[What to produce]:
Return all lines below containing the word "labels".

⟨

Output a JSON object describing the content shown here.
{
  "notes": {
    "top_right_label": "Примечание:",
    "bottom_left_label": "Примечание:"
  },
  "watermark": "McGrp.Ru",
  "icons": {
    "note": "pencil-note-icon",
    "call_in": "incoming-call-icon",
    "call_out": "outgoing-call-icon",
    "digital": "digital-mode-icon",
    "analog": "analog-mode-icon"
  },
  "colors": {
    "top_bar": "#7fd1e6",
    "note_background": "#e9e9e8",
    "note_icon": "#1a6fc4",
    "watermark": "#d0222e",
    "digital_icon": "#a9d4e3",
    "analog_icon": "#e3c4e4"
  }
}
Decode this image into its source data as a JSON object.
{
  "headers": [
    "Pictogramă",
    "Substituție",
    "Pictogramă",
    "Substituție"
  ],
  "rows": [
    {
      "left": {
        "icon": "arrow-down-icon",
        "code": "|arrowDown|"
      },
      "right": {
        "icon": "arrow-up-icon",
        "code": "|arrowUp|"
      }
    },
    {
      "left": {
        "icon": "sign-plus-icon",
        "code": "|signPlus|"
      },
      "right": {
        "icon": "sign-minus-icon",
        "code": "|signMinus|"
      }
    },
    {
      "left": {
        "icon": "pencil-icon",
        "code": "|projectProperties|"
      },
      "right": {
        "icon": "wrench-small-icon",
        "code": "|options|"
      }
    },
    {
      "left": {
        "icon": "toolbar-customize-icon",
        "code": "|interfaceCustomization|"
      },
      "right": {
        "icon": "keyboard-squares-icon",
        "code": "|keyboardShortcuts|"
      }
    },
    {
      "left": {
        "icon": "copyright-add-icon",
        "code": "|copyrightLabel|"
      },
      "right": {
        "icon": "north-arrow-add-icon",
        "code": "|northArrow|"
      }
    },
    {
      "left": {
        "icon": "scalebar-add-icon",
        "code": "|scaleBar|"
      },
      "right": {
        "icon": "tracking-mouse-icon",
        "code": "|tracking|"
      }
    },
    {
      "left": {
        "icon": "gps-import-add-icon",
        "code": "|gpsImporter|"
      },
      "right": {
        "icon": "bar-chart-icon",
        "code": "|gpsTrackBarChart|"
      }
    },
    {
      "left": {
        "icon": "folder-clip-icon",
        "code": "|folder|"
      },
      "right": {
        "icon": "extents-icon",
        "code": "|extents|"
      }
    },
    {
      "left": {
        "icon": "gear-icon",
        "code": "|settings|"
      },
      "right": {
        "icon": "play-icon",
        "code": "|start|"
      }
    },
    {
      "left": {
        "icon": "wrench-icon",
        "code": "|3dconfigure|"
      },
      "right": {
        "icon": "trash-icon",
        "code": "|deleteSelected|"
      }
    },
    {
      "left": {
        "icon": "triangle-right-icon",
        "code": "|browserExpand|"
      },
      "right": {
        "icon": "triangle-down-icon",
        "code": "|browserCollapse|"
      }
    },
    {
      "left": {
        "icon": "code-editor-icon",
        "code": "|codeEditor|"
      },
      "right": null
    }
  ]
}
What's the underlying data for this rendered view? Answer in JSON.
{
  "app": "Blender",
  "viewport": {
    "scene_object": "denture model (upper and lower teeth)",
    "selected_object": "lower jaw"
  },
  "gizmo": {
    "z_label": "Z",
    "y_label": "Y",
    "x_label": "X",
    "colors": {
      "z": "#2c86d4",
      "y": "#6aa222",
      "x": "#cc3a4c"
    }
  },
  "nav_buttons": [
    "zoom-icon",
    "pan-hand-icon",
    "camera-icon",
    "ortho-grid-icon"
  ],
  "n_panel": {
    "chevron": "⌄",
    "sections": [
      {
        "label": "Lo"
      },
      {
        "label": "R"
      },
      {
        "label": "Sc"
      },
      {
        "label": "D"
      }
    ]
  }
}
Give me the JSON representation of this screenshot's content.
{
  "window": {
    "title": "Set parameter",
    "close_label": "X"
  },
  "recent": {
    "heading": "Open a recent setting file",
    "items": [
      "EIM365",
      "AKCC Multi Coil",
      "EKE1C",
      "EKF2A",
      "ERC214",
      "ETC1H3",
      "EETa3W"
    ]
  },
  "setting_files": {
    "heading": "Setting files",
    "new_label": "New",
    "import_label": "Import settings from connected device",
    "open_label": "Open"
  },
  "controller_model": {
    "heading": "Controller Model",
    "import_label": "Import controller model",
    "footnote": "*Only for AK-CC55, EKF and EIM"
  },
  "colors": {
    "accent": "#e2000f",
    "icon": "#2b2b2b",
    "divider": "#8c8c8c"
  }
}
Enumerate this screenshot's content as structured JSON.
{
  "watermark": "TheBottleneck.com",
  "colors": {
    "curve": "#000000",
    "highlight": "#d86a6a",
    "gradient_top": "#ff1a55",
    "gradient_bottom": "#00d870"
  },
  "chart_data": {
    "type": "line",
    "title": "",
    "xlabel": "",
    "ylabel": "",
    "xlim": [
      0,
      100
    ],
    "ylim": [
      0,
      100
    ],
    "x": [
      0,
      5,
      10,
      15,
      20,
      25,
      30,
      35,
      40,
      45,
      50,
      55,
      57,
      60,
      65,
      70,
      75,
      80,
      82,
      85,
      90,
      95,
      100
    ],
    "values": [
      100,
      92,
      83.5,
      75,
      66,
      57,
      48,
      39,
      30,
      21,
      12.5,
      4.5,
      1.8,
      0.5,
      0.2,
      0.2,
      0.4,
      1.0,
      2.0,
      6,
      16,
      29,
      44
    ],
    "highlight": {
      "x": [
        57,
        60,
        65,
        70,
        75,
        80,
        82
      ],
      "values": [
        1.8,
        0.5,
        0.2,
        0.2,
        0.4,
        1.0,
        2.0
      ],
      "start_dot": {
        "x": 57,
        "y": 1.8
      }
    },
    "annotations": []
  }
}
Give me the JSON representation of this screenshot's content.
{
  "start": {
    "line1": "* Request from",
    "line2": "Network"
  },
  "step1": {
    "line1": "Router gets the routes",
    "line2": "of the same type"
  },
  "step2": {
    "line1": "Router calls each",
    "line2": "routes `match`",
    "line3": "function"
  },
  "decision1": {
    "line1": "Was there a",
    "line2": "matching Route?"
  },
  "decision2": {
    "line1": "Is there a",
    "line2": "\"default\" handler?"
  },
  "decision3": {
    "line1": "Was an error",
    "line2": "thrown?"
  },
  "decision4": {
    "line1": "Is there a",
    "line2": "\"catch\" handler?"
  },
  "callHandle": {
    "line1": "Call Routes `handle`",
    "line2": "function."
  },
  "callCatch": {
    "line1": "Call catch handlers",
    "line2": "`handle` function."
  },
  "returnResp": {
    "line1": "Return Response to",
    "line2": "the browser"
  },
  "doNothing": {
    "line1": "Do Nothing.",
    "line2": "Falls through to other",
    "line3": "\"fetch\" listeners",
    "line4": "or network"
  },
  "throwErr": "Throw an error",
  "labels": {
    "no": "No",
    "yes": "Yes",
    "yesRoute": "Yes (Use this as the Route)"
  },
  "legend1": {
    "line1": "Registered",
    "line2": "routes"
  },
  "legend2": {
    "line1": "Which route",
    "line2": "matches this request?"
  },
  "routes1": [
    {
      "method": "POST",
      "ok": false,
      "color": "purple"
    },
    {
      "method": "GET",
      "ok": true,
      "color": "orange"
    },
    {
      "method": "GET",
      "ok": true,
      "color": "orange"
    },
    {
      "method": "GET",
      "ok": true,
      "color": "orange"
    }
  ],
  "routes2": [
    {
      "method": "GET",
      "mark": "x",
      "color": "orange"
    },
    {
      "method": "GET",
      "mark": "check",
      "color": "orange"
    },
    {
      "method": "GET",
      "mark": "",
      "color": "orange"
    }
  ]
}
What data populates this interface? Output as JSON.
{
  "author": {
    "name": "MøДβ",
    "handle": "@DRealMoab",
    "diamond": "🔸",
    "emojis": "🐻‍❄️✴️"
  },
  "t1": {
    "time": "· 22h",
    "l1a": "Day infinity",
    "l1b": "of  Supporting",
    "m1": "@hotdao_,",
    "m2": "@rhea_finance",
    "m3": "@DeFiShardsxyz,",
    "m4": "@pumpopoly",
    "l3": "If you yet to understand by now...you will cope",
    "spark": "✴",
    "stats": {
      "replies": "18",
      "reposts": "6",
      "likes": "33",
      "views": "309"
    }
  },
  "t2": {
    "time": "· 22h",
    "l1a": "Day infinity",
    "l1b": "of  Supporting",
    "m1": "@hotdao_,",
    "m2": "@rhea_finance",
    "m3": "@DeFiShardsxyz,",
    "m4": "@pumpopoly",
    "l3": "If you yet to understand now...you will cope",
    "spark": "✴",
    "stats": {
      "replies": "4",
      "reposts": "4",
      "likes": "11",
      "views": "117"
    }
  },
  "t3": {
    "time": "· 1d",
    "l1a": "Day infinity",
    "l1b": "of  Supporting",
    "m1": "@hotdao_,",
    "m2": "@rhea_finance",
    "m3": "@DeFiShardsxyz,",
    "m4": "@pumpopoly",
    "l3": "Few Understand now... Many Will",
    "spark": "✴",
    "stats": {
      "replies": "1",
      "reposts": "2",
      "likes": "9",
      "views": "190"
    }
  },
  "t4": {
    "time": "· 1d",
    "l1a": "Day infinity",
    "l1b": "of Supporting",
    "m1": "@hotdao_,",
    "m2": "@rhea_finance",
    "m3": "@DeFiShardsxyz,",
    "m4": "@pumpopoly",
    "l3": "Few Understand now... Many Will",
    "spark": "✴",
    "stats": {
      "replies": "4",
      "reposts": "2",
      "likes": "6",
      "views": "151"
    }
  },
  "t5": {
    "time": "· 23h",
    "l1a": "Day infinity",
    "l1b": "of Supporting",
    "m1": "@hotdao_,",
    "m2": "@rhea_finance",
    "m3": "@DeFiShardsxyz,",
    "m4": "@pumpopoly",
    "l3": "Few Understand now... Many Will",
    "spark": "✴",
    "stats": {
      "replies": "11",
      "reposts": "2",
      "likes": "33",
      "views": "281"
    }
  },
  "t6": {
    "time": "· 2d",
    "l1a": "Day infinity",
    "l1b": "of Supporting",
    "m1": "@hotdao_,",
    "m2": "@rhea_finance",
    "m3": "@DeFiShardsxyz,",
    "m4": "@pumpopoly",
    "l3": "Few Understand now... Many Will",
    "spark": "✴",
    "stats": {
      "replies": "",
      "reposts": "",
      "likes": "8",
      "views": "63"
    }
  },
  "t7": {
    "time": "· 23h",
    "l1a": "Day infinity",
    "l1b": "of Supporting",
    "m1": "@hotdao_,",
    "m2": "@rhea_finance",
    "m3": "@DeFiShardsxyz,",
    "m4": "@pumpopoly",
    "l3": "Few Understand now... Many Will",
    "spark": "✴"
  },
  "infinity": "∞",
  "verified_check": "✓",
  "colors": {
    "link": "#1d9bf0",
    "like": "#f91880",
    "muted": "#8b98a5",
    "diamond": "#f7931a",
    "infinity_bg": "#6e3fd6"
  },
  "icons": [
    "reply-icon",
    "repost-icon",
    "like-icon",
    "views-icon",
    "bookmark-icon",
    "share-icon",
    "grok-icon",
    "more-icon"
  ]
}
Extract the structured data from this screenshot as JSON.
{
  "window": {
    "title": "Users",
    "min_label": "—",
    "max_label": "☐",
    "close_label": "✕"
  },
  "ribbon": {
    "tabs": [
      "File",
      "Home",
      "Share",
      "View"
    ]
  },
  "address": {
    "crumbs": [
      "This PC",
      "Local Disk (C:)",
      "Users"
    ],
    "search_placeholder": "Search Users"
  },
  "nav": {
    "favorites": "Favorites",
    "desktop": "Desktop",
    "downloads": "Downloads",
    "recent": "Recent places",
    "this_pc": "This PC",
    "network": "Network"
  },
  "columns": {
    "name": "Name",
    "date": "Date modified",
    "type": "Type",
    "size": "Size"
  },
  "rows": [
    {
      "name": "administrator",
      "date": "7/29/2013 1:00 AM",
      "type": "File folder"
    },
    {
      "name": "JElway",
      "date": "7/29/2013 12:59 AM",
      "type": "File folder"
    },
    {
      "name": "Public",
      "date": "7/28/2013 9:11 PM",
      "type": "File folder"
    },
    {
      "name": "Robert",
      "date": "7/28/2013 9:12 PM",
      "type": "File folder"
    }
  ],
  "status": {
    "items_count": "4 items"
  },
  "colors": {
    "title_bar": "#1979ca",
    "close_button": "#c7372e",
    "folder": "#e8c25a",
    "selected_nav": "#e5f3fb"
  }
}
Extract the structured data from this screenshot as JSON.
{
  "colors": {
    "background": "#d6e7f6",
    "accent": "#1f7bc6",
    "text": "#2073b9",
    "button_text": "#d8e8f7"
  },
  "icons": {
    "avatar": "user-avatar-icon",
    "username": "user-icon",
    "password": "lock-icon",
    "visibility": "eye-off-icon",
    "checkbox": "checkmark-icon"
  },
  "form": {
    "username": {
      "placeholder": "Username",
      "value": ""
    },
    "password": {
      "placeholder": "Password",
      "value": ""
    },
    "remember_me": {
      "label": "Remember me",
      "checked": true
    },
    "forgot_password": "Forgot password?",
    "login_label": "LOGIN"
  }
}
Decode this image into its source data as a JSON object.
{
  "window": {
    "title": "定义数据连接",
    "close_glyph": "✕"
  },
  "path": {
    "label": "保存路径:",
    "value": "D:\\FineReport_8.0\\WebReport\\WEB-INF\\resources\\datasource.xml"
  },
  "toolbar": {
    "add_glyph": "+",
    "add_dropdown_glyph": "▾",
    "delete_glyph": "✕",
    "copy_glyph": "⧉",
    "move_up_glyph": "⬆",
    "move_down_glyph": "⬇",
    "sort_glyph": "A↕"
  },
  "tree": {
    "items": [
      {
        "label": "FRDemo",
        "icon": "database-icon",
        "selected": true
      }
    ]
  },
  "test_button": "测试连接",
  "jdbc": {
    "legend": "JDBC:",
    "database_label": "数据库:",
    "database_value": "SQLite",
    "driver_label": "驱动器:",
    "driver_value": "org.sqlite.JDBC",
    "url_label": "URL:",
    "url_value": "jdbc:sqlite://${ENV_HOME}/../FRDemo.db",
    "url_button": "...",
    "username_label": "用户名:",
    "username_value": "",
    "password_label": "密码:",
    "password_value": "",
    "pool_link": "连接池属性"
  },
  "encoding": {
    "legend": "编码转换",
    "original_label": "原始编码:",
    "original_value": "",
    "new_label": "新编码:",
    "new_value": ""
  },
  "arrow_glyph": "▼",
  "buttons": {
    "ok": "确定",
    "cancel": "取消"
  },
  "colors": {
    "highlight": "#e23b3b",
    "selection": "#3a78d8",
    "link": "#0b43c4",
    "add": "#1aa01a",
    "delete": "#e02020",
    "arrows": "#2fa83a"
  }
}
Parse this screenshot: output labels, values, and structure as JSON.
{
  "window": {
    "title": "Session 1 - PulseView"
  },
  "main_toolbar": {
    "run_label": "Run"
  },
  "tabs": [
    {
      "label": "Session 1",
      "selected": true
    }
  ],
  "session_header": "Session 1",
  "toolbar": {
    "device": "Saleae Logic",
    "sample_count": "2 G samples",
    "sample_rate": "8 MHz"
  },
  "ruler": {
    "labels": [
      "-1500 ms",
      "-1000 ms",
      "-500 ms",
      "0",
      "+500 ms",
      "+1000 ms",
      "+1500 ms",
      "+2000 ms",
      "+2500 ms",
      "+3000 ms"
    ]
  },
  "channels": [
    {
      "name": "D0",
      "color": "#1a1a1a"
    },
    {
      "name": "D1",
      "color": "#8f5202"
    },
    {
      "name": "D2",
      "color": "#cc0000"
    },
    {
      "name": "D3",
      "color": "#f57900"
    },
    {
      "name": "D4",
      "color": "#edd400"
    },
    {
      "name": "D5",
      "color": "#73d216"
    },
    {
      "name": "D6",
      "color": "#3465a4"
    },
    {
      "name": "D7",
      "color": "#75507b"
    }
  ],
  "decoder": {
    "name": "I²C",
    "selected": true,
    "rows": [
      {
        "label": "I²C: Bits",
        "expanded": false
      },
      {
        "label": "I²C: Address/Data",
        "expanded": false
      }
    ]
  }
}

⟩

[Your solution]:
  "labels": {
Parse this screenshot: output labels, values, and structure as JSON.
    "labels": [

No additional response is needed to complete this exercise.